The Most Unabashed Examples of Whitewashing in Hollywood

We’ve come a long way as a society. Civil rights. Tolerance. Non-discrimination. It’s great living in a country where your ethnicity is something to be proud of, not something that holds you back.

As diverse as our country is, it’s interesting to see how our entertainment sometimes fails to convey this. Usually, most roles are cast with white actors. Unless a part specifically calls for a person of a non-white race, chances are it’ll be filled by a caucasian.

Now, I’m not a person who sees conspiracies everywhere. More than likely, there are simply more white Americans interested in pursuing an acting career than people of other ethnicities. As a result, a lot of the big stars are white. And casting directors for movies and TV look for recognizable stars for projects.

Thus, they select from the pool of famous actors and actresses–most of whom happen to be white. So it’s not so much a case of white being the default race for casters; that’s just how the numbers play out.

However, this tendency to cast big names has led to some pretty hilarious casting decisions over the years. It’s one thing to cast a white person when the character’s race doesn’t matter to the story. It’s another to do it when race plays an important part, or when the movie is based on a true story.

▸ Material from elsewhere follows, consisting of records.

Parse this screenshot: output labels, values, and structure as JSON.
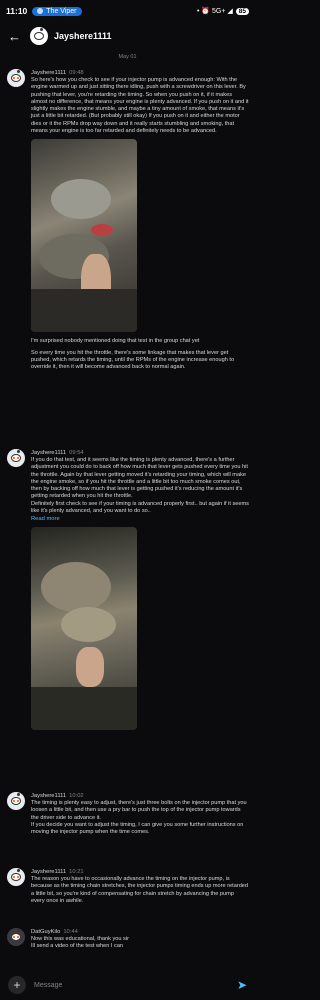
{
  "status_bar": {
    "time": "11:10",
    "app_pill": "The Viper",
    "indicators": "• ⏰ 5G+ ◢",
    "battery": "85"
  },
  "header": {
    "back_icon": "arrow-left-icon",
    "title": "Jayshere1111"
  },
  "day_divider": "May 01",
  "messages": [
    {
      "author": "Jayshere1111",
      "time": "09:48",
      "text": "So here's how you check to see if your injector pump is advanced enough:   With the engine warmed up and just sitting there idling, push with a screwdriver on this lever. By pushing that lever, you're retarding the timing. So when you push on it, if it makes almost no difference, that means your engine is plenty advanced. If you push on it and it slightly makes the engine stumble, and maybe a tiny amount of smoke, that means it's just a little bit retarded. (But probably still okay)  If you push on it and either the motor dies or it the RPMs drop way down and it really starts stumbling and smoking, that means your engine is too far retarded and definitely needs to be advanced."
    },
    {
      "text": "I'm surprised nobody mentioned doing that test in the group chat yet"
    },
    {
      "text": "So every time you hit the throttle, there's some linkage that makes that lever get pushed, which retards the timing, until the RPMs of the engine increase enough to override it, then it will become advanced back to normal again."
    },
    {
      "author": "Jayshere1111",
      "time": "09:54",
      "text": "If you do that test, and it seems like the timing is plenty advanced, there's a further adjustment you could do to back off how much that lever gets pushed every time you hit the throttle. Again by that lever getting moved it's retarding your timing, which will make the engine smoke, so if you hit the throttle and a little bit too much smoke comes out, then by backing off how much that lever is getting pushed it's reducing the amount it's getting retarded when you hit the throttle.\nDefinitely first check to see if your timing is advanced properly first.. but again if it seems like it's plenty advanced, and you want to do so..",
      "read_more": "Read more"
    },
    {
      "author": "Jayshere1111",
      "time": "10:02",
      "text": "The timing is plenty easy to adjust, there's just three bolts on the injector pump that you loosen a little bit, and then use a pry bar to push the top of the injector pump towards the driver side to advance it.\nIf you decide you want to adjust the timing, I can give you some further instructions on moving the injector pump when the time comes."
    },
    {
      "author": "Jayshere1111",
      "time": "10:21",
      "text": "The reason you have to occasionally advance the timing on the injector pump, is because as the timing chain stretches, the injector pumps timing ends up more retarded a little bit, so you're kind of compensating for chain stretch by advancing the pump every once in awhile."
    },
    {
      "author": "DatGuyKilo",
      "time": "10:44",
      "text": "Now this was educational, thank you sir\nIll send a video of the test when I can"
    }
  ],
  "composer": {
    "add_icon": "plus-icon",
    "placeholder": "Message",
    "send_icon": "send-icon"
  },
  "colors": {
    "background": "#0b0b0d",
    "text": "#d7dadc",
    "muted": "#818384",
    "link": "#4fbcff",
    "status_pill": "#1d6fd8"
  }
}
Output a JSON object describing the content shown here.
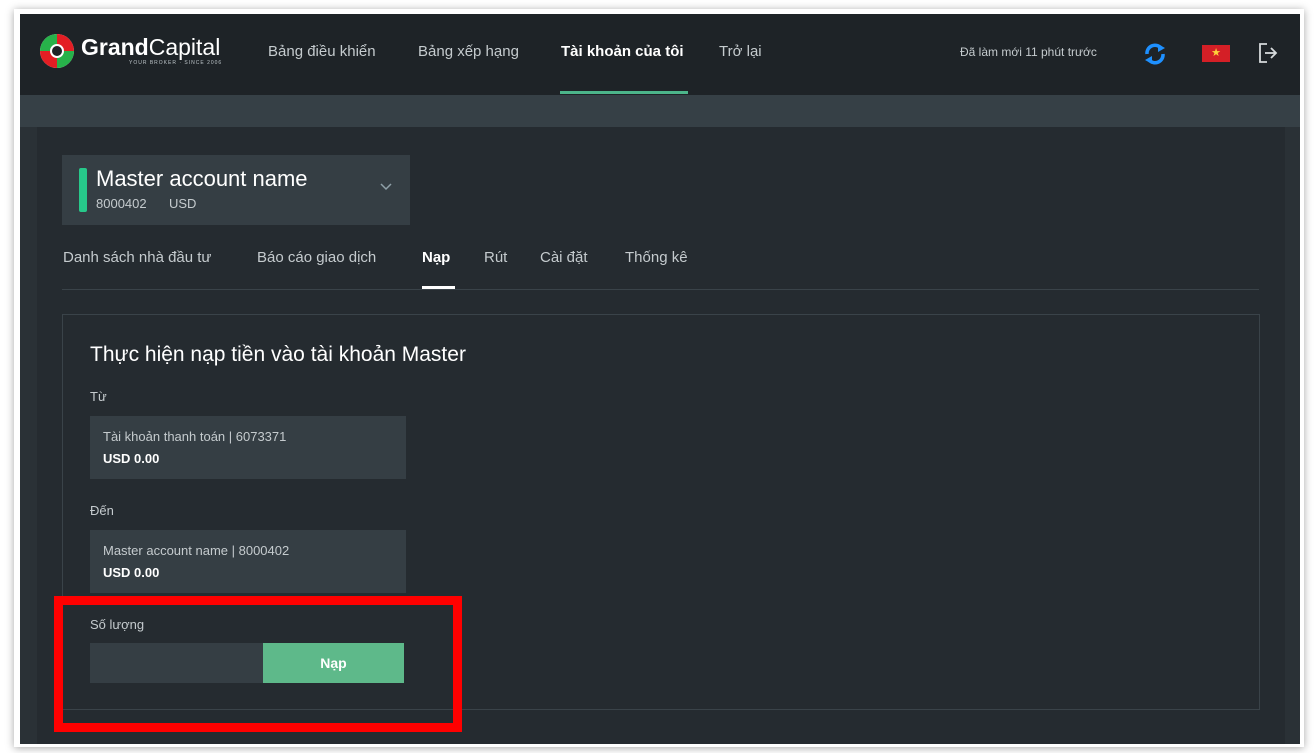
{
  "brand": {
    "name_bold": "Grand",
    "name_light": "Capital",
    "tagline": "YOUR BROKER · SINCE 2006"
  },
  "nav": {
    "items": [
      "Bảng điều khiển",
      "Bảng xếp hạng",
      "Tài khoản của tôi",
      "Trở lại"
    ],
    "active_index": 2
  },
  "header": {
    "refresh_text": "Đã làm mới 11 phút trước",
    "language_icon": "vietnam-flag-icon",
    "refresh_icon": "refresh-icon",
    "logout_icon": "logout-icon"
  },
  "account_selector": {
    "name": "Master account name",
    "number": "8000402",
    "currency": "USD"
  },
  "tabs": {
    "items": [
      "Danh sách nhà đầu tư",
      "Báo cáo giao dịch",
      "Nạp",
      "Rút",
      "Cài đặt",
      "Thống kê"
    ],
    "active_index": 2
  },
  "form": {
    "title": "Thực hiện nạp tiền vào tài khoản Master",
    "from_label": "Từ",
    "from_account": "Tài khoản thanh toán | 6073371",
    "from_balance": "USD 0.00",
    "to_label": "Đến",
    "to_account": "Master account name | 8000402",
    "to_balance": "USD 0.00",
    "amount_label": "Số lượng",
    "amount_value": "",
    "submit_label": "Nạp"
  },
  "colors": {
    "accent": "#4cb58a",
    "button": "#5eb98a",
    "highlight": "#ff0000",
    "background": "#252b30",
    "topbar": "#1e2327"
  }
}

Some call it “racebending.” Others call it “whitewashing.” These are the worst offenders.

Ben Afleck in Argo

Ben Afleck’s Oscar-winning retelling of the true story behind the 1980 rescue of six American diplomats during the Iran Hostage Crisis.

Ben Afleck plays the main character, Antonio J. Mendez–the CIA officer in charge of the operation. The movie is great, but something is clearly off with Afleck’s character. Just read that name–Antonio Mendez. And have a look at this picture of the real Tony Mendez compared with Afleck.

Mr. Afleck may be a good actor, but Hispanic he is not.

David Carradine in Kung Fu

Kung Fu, one of the most popular shows of the ‘70s, follows the captivating adventures of a Shaolin monk traveling through the old west and using his martial arts skills to vanquish wrong-doers. While our main character is half white, half Chinese, the same cannot be said for the actors who plays him–David Carradine. Carradine was of mostly Irish descent, with lots of other European nationalities thrown in.

To be fair, he did have a small amount of Cherokee in him. It may not be Asian, but it’s close enough, right?

Jennifer Connelly in A Beautiful Mind

Ron Howard’s A Beautiful Mind tells the moving story of a brilliant man (Russell Crowe) tormented by mental illness. Jennifer Connelly plays his wife, Alicia. In the film she’s only ever referred to by her first name, although in real life she was Alicia Esther Lardé Lopez-Harrison. She was from El Salvador.

Connelly does a great job in the role, but it seems like such a strange decision considering there are plenty of talented Hispanic actresses around. In fact, the filmmakers originally considered Salma Hayek for the part. For whatever reason, that didn’t go through. So they changed course and whitewashed the character. A really big missed opportunity.

Johnny Depp in The Lone Ranger

Lone Ranger was Disney’s attempt to capitalize on the popularity of Depp and the Pirates of the Caribbean franchise. Depp plays the title character’s sidekick Tonto–a Comanche Native American.

Look–I love Johnny Depp. Everyone does (especially Tim Burton). I wish Johnny could be in everything, but there comes a moment when you have to draw the line. There’s no situation in which he makes a believable Native American. What’s next? Casting Johnny Depp as Kunta Kinte in a Roots remake because he happens to be 3/2048 African.

The Cast of Starship Troopers

This satirical look at a future fascist Earth at perpetual war with giant space bugs has become something of a cult classic. It stars an all-American cast–despite being set in Buenos Aires, Argentina. Seriously, if they wanted to go this route, why didn’t they just change the setting of the Earth scenes to the United States. It wouldn’t have affected the narrative, and it would have made things less out-of-whack.

Jake Gyllenhaal in Prince of Persia: The Sands of Time

Jake Gyllenhaal playing a Persian. Need I say more?

Sean Connery in Nearly Every Role

Seriously, Sean Connery is the worst culprit on this list. Look at his crimes. He played a Russian in The Hunt for Red October. An Irishman in The Untouchables. Even these are forgivable. But the unpardonable sin was Highlander, in which Mr. Connery plays a Spaniard named Juan Sanchez Villa-Lobos Ramirez.

The worst part is Connery never even tries to change his accent. So you end up with a Spaniard who talks like a Scott.

Hollywood–we’re willing to let a lot of things slide. But for roles like these, please take the time to do some additional casting research and spare yourself the embarrassment of making it on this list.